*** SUPPLIED MATERIAL ***

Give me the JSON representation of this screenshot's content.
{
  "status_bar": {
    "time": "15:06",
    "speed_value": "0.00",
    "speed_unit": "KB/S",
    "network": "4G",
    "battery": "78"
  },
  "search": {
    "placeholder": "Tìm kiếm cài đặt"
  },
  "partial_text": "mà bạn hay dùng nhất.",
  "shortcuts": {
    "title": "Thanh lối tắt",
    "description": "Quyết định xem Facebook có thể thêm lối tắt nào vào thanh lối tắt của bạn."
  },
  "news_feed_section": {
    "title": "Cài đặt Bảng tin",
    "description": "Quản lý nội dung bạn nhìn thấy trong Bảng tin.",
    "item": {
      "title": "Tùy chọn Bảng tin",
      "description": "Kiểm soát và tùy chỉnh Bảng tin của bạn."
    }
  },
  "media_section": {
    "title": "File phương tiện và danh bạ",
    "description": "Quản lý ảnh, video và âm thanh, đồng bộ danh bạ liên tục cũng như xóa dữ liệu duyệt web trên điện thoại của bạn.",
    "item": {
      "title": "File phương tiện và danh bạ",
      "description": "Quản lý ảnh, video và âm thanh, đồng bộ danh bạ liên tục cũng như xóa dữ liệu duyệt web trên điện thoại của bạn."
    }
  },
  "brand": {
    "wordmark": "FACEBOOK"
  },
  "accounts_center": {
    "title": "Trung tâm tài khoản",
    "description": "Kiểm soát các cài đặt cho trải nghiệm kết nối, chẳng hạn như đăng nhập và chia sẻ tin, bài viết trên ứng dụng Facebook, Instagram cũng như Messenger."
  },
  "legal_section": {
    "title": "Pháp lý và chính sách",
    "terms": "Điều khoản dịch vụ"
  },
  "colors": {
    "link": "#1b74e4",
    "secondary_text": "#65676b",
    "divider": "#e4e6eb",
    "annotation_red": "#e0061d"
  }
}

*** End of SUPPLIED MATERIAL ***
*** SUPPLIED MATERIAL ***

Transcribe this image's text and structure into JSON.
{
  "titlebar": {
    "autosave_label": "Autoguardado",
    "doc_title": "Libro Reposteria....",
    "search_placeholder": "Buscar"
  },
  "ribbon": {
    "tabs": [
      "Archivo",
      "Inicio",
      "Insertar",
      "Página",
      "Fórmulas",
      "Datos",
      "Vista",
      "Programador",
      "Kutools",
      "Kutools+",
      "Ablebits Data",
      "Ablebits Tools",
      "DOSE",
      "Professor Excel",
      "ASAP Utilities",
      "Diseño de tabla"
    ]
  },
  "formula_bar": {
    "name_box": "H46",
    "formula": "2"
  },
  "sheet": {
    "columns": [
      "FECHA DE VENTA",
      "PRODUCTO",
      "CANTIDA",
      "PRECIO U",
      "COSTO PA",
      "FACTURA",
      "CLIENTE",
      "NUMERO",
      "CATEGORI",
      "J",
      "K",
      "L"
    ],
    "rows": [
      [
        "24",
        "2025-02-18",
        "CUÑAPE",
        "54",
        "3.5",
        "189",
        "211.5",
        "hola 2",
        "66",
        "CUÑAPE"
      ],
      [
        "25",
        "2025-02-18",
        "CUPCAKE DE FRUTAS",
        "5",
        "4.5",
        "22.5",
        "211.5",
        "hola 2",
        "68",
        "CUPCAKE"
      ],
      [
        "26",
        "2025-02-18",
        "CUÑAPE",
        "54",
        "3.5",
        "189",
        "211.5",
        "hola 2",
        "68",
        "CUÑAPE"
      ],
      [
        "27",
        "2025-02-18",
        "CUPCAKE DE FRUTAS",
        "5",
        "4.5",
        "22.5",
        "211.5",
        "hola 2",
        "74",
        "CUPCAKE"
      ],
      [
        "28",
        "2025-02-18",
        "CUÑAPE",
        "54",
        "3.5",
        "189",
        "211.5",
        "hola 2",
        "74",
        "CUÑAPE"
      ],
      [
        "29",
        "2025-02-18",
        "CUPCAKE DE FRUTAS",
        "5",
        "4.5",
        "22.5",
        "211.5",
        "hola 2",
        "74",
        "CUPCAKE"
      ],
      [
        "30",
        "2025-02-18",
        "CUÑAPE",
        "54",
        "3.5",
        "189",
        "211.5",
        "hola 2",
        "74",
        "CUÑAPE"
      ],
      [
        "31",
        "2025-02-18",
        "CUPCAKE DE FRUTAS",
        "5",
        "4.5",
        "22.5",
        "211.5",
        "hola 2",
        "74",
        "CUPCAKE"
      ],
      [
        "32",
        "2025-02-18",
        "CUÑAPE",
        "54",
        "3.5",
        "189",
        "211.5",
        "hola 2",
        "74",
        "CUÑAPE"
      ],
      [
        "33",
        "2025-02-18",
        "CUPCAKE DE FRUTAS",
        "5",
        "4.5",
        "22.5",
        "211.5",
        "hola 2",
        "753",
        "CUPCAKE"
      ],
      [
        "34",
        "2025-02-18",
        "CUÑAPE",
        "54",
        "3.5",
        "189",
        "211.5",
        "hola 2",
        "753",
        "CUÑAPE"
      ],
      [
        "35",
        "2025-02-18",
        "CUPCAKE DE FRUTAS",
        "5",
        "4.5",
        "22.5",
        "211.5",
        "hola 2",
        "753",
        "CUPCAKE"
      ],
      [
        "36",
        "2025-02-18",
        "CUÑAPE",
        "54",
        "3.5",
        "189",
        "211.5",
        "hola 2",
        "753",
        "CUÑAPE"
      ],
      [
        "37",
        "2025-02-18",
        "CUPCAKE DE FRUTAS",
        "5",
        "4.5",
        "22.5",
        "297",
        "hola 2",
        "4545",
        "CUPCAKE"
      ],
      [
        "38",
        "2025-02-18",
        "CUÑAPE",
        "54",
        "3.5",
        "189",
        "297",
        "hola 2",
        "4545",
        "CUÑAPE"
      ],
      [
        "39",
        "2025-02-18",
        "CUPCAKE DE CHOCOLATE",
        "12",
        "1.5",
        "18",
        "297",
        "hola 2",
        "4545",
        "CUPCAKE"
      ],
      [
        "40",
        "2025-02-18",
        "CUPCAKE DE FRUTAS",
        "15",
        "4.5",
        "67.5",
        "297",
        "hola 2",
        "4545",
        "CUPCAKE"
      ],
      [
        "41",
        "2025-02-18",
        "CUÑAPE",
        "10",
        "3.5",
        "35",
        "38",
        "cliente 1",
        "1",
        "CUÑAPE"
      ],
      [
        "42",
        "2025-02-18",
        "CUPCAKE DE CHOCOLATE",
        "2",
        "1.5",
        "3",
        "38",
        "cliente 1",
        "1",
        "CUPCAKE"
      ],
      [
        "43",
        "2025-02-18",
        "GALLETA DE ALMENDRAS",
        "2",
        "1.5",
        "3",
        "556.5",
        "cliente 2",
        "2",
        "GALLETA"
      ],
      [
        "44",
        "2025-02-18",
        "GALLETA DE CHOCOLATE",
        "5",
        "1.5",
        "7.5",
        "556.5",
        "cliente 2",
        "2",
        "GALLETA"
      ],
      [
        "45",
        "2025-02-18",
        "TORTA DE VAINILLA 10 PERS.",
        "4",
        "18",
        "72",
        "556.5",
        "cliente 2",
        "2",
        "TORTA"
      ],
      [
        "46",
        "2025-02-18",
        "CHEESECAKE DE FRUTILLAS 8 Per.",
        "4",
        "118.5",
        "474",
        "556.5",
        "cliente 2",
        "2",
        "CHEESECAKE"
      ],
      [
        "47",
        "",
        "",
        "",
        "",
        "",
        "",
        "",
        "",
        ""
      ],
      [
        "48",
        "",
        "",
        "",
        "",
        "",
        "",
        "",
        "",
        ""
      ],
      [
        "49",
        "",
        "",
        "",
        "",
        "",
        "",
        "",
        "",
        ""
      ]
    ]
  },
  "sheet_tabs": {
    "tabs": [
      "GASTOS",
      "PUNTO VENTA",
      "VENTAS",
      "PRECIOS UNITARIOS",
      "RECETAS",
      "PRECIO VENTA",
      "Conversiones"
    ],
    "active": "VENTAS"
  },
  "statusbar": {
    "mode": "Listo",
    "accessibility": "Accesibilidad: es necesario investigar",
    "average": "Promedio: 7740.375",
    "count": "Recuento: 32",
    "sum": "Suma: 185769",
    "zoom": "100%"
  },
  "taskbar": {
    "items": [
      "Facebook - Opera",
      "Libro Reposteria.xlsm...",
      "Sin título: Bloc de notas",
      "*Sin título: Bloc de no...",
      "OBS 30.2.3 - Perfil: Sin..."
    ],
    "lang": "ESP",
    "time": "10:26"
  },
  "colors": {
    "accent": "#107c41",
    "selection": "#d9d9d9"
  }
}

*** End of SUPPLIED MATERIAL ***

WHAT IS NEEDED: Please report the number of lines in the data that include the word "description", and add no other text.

EXPECTED ANSWER: 6